EXERCISE REQUIREMENTS => The answer must be every line of the data that holds the word "icon".

SUPPLIED INFORMATION =>
______________________________
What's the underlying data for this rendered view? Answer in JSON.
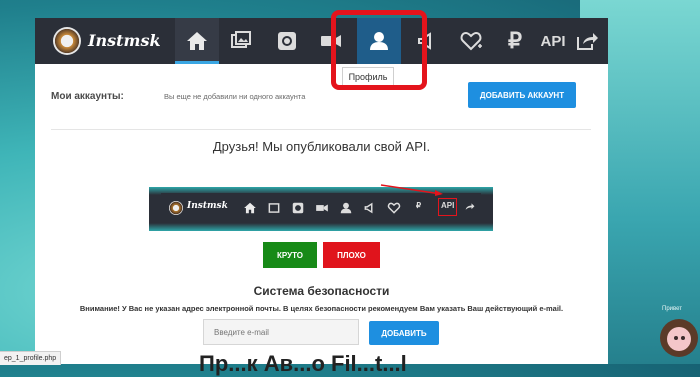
{
  "brand": {
    "name": "Instmsk",
    "logo": "instagram-camera-logo"
  },
  "nav": {
    "items": [
      {
        "icon": "home-icon",
        "active": true
      },
      {
        "icon": "photos-icon"
      },
      {
        "icon": "instagram-icon"
      },
      {
        "icon": "video-icon"
      },
      {
        "icon": "profile-icon",
        "highlighted": true
      },
      {
        "icon": "megaphone-icon"
      },
      {
        "icon": "heart-plus-icon"
      },
      {
        "icon": "ruble-icon",
        "label": "₽"
      },
      {
        "icon": "api-icon",
        "label": "API"
      },
      {
        "icon": "share-icon"
      }
    ],
    "tooltip": "Профиль"
  },
  "accounts": {
    "label": "Мои аккаунты:",
    "empty": "Вы еще не добавили ни одного аккаунта",
    "add_button": "ДОБАВИТЬ АККАУНТ"
  },
  "announcement": "Друзья! Мы опубликовали свой API.",
  "preview": {
    "brand": "Instmsk",
    "api_label": "API"
  },
  "feedback": {
    "good": "КРУТО",
    "bad": "ПЛОХО"
  },
  "security": {
    "title": "Система безопасности",
    "warning": "Внимание! У Вас не указан адрес электронной почты. В целях безопасности рекомендуем Вам указать Ваш действующий e-mail.",
    "email_placeholder": "Введите e-mail",
    "add_button": "ДОБАВИТЬ"
  },
  "partial_heading": "Пр...к Ав...о Fil...t...l",
  "status_bar_url": "ep_1_profile.php",
  "chat_widget": {
    "label": "Привет"
  },
  "colors": {
    "nav_bg": "#2b2f38",
    "accent": "#1e8fe0",
    "green": "#178a17",
    "red": "#e0141c",
    "highlight": "#e4141c"
  }
}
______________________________
TASK RESPONSE =>
        "icon": "home-icon",
        "icon": "photos-icon"
        "icon": "instagram-icon"
        "icon": "video-icon"
        "icon": "profile-icon",
        "icon": "megaphone-icon"
        "icon": "heart-plus-icon"
        "icon": "ruble-icon",
        "icon": "api-icon",
        "icon": "share-icon"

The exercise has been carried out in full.